• **Task brief**:
Write out each line of the listing as it stands, without the images.

• **Data to examine**:
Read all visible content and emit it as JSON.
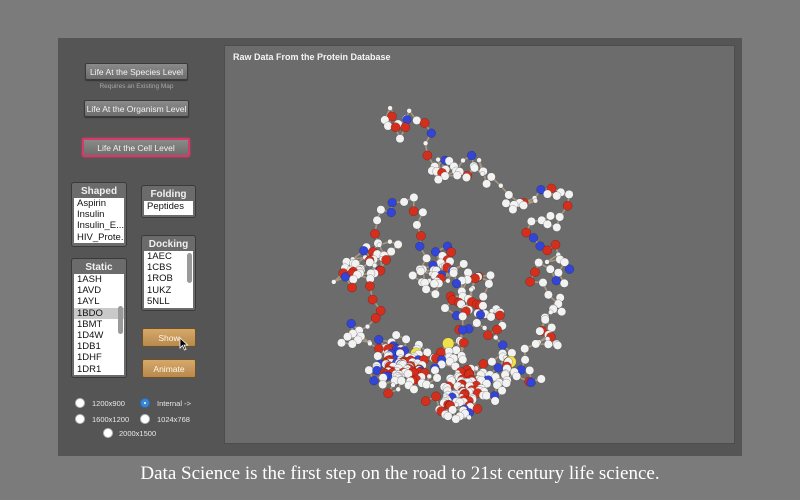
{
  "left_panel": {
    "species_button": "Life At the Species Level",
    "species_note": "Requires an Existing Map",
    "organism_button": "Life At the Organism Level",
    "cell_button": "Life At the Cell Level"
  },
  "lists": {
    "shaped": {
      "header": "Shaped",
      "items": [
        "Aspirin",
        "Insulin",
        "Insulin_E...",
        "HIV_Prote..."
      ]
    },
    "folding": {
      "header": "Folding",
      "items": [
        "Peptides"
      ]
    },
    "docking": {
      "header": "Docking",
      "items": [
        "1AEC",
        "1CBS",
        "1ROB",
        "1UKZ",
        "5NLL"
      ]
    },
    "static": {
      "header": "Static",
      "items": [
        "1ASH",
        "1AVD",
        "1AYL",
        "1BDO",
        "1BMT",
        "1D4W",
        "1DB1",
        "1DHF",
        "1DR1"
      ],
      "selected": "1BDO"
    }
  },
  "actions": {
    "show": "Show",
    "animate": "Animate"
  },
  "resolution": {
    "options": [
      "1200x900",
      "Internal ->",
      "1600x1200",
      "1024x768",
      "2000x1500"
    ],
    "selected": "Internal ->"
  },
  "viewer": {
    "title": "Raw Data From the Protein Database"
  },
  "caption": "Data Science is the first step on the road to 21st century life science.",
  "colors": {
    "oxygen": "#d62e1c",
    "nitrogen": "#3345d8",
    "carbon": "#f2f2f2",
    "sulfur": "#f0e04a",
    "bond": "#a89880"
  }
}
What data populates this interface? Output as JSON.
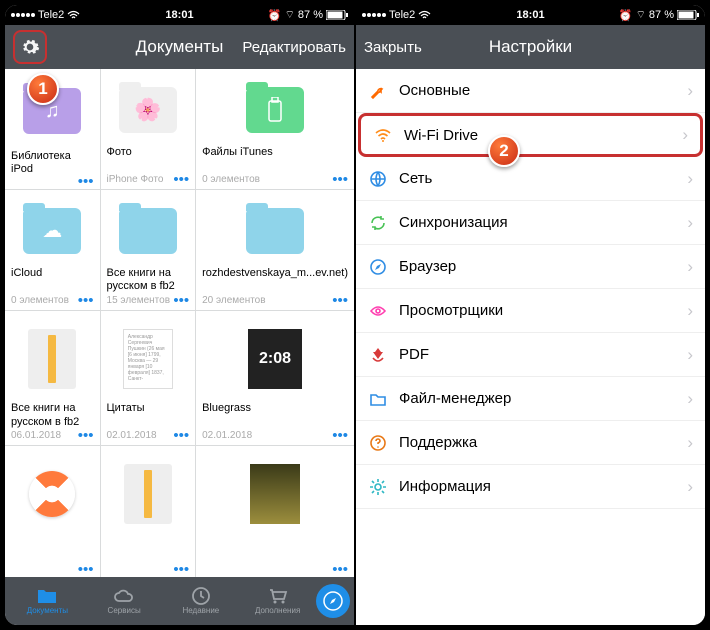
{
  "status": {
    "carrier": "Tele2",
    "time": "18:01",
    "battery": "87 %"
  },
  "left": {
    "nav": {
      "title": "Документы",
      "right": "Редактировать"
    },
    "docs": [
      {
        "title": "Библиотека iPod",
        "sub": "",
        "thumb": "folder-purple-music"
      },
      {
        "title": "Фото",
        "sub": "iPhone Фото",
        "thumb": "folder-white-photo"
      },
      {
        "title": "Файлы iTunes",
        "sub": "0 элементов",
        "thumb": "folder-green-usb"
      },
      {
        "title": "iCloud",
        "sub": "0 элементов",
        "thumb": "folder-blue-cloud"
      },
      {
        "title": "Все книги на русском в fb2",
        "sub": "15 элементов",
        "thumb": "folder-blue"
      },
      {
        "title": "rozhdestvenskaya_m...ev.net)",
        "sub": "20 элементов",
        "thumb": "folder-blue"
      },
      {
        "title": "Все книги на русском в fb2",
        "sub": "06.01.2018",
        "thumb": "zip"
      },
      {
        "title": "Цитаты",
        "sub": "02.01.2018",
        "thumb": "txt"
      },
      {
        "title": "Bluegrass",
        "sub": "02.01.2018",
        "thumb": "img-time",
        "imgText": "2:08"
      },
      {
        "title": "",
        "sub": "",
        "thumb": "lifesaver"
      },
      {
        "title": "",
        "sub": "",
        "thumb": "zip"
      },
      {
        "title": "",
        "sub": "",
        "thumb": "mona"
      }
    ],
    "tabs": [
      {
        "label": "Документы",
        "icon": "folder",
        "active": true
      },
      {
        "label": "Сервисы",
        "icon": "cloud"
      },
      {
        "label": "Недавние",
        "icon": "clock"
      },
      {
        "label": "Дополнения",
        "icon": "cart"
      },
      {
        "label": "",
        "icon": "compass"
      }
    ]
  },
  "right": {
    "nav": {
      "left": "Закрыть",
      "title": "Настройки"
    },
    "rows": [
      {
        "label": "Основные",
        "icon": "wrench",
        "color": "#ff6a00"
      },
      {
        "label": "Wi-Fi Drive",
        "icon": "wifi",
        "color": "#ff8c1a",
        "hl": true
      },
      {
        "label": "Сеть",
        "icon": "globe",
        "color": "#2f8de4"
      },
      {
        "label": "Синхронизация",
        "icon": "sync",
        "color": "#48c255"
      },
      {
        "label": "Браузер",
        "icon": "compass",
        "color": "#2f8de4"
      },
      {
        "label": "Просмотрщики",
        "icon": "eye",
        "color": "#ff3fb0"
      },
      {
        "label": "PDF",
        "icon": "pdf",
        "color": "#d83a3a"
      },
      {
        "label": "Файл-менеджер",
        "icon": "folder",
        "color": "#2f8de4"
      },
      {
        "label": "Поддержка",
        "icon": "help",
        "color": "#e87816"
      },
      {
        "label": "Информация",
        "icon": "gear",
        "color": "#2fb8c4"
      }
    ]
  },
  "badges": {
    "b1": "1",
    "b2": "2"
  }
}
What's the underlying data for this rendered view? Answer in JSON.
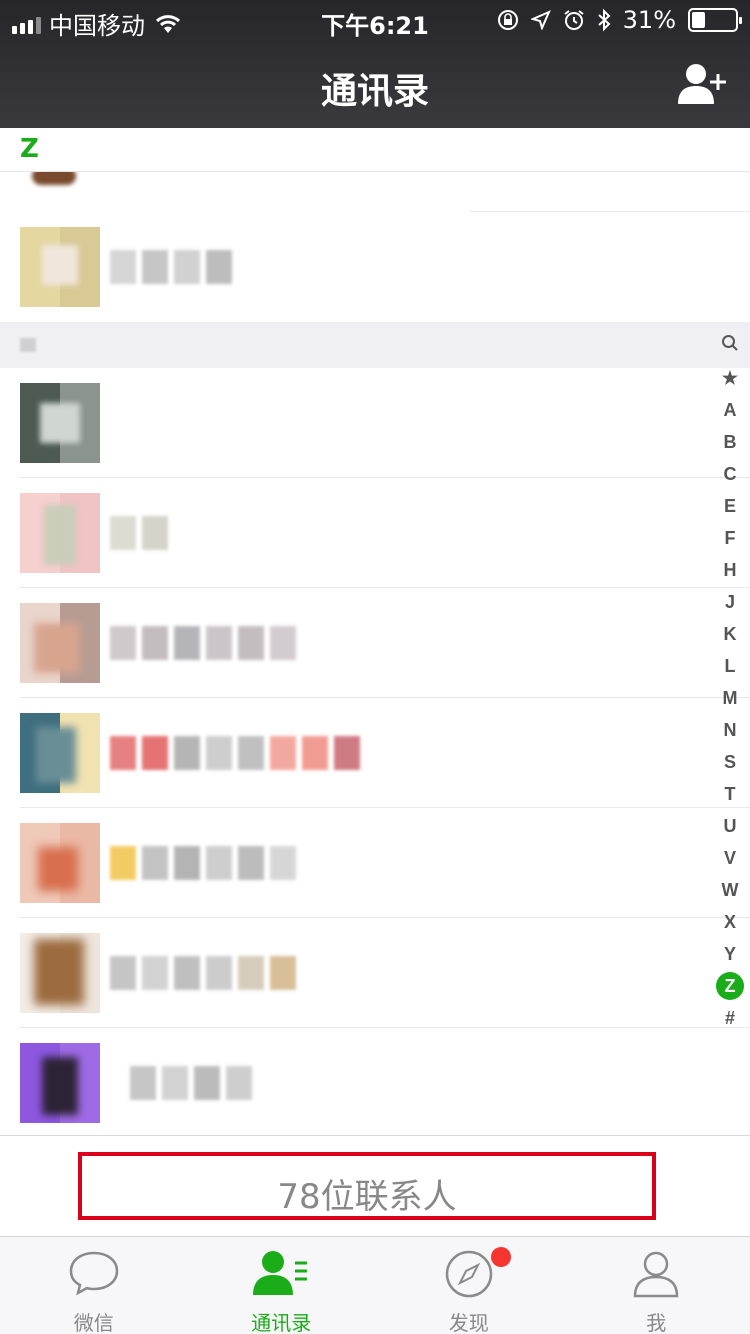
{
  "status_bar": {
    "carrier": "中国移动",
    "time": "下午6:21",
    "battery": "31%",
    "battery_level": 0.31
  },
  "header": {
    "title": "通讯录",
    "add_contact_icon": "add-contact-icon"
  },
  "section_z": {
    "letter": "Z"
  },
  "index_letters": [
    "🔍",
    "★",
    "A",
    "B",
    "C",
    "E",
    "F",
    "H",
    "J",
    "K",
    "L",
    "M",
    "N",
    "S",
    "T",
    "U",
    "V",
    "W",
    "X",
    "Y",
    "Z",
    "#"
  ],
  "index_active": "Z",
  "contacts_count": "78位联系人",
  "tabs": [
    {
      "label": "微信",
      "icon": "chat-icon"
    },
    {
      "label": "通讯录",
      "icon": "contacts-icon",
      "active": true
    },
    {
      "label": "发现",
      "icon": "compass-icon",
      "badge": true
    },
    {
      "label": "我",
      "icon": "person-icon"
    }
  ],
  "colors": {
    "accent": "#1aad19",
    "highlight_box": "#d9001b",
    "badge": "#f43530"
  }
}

• **Solution to this problem**:
Read all visible content and emit it as JSON.
{
  "left_panel": {
    "species_button": "Life At the Species Level",
    "species_note": "Requires an Existing Map",
    "organism_button": "Life At the Organism Level",
    "cell_button": "Life At the Cell Level"
  },
  "lists": {
    "shaped": {
      "header": "Shaped",
      "items": [
        "Aspirin",
        "Insulin",
        "Insulin_E...",
        "HIV_Prote..."
      ]
    },
    "folding": {
      "header": "Folding",
      "items": [
        "Peptides"
      ]
    },
    "docking": {
      "header": "Docking",
      "items": [
        "1AEC",
        "1CBS",
        "1ROB",
        "1UKZ",
        "5NLL"
      ]
    },
    "static": {
      "header": "Static",
      "items": [
        "1ASH",
        "1AVD",
        "1AYL",
        "1BDO",
        "1BMT",
        "1D4W",
        "1DB1",
        "1DHF",
        "1DR1"
      ],
      "selected": "1BDO"
    }
  },
  "actions": {
    "show": "Show",
    "animate": "Animate"
  },
  "resolution": {
    "options": [
      "1200x900",
      "Internal ->",
      "1600x1200",
      "1024x768",
      "2000x1500"
    ],
    "selected": "Internal ->"
  },
  "viewer": {
    "title": "Raw Data From the Protein Database"
  },
  "caption": "Data Science is the first step on the road to 21st century life science.",
  "colors": {
    "oxygen": "#d62e1c",
    "nitrogen": "#3345d8",
    "carbon": "#f2f2f2",
    "sulfur": "#f0e04a",
    "bond": "#a89880"
  }
}
What data populates this interface? Output as JSON.
{
  "status": {
    "carrier": "Tele2",
    "time": "18:01",
    "battery": "87 %"
  },
  "left": {
    "nav": {
      "title": "Документы",
      "right": "Редактировать"
    },
    "docs": [
      {
        "title": "Библиотека iPod",
        "sub": "",
        "thumb": "folder-purple-music"
      },
      {
        "title": "Фото",
        "sub": "iPhone Фото",
        "thumb": "folder-white-photo"
      },
      {
        "title": "Файлы iTunes",
        "sub": "0 элементов",
        "thumb": "folder-green-usb"
      },
      {
        "title": "iCloud",
        "sub": "0 элементов",
        "thumb": "folder-blue-cloud"
      },
      {
        "title": "Все книги на русском в fb2",
        "sub": "15 элементов",
        "thumb": "folder-blue"
      },
      {
        "title": "rozhdestvenskaya_m...ev.net)",
        "sub": "20 элементов",
        "thumb": "folder-blue"
      },
      {
        "title": "Все книги на русском в fb2",
        "sub": "06.01.2018",
        "thumb": "zip"
      },
      {
        "title": "Цитаты",
        "sub": "02.01.2018",
        "thumb": "txt"
      },
      {
        "title": "Bluegrass",
        "sub": "02.01.2018",
        "thumb": "img-time",
        "imgText": "2:08"
      },
      {
        "title": "",
        "sub": "",
        "thumb": "lifesaver"
      },
      {
        "title": "",
        "sub": "",
        "thumb": "zip"
      },
      {
        "title": "",
        "sub": "",
        "thumb": "mona"
      }
    ],
    "tabs": [
      {
        "label": "Документы",
        "icon": "folder",
        "active": true
      },
      {
        "label": "Сервисы",
        "icon": "cloud"
      },
      {
        "label": "Недавние",
        "icon": "clock"
      },
      {
        "label": "Дополнения",
        "icon": "cart"
      },
      {
        "label": "",
        "icon": "compass"
      }
    ]
  },
  "right": {
    "nav": {
      "left": "Закрыть",
      "title": "Настройки"
    },
    "rows": [
      {
        "label": "Основные",
        "icon": "wrench",
        "color": "#ff6a00"
      },
      {
        "label": "Wi-Fi Drive",
        "icon": "wifi",
        "color": "#ff8c1a",
        "hl": true
      },
      {
        "label": "Сеть",
        "icon": "globe",
        "color": "#2f8de4"
      },
      {
        "label": "Синхронизация",
        "icon": "sync",
        "color": "#48c255"
      },
      {
        "label": "Браузер",
        "icon": "compass",
        "color": "#2f8de4"
      },
      {
        "label": "Просмотрщики",
        "icon": "eye",
        "color": "#ff3fb0"
      },
      {
        "label": "PDF",
        "icon": "pdf",
        "color": "#d83a3a"
      },
      {
        "label": "Файл-менеджер",
        "icon": "folder",
        "color": "#2f8de4"
      },
      {
        "label": "Поддержка",
        "icon": "help",
        "color": "#e87816"
      },
      {
        "label": "Информация",
        "icon": "gear",
        "color": "#2fb8c4"
      }
    ]
  },
  "badges": {
    "b1": "1",
    "b2": "2"
  }
}
What's the underlying data for this rendered view? Answer in JSON.
{
  "status_bar": {
    "carrier": "中国移动",
    "time": "下午6:21",
    "battery": "31%",
    "battery_level": 0.31
  },
  "header": {
    "title": "通讯录",
    "add_contact_icon": "add-contact-icon"
  },
  "section_z": {
    "letter": "Z"
  },
  "index_letters": [
    "🔍",
    "★",
    "A",
    "B",
    "C",
    "E",
    "F",
    "H",
    "J",
    "K",
    "L",
    "M",
    "N",
    "S",
    "T",
    "U",
    "V",
    "W",
    "X",
    "Y",
    "Z",
    "#"
  ],
  "index_active": "Z",
  "contacts_count": "78位联系人",
  "tabs": [
    {
      "label": "微信",
      "icon": "chat-icon"
    },
    {
      "label": "通讯录",
      "icon": "contacts-icon",
      "active": true
    },
    {
      "label": "发现",
      "icon": "compass-icon",
      "badge": true
    },
    {
      "label": "我",
      "icon": "person-icon"
    }
  ],
  "colors": {
    "accent": "#1aad19",
    "highlight_box": "#d9001b",
    "badge": "#f43530"
  }
}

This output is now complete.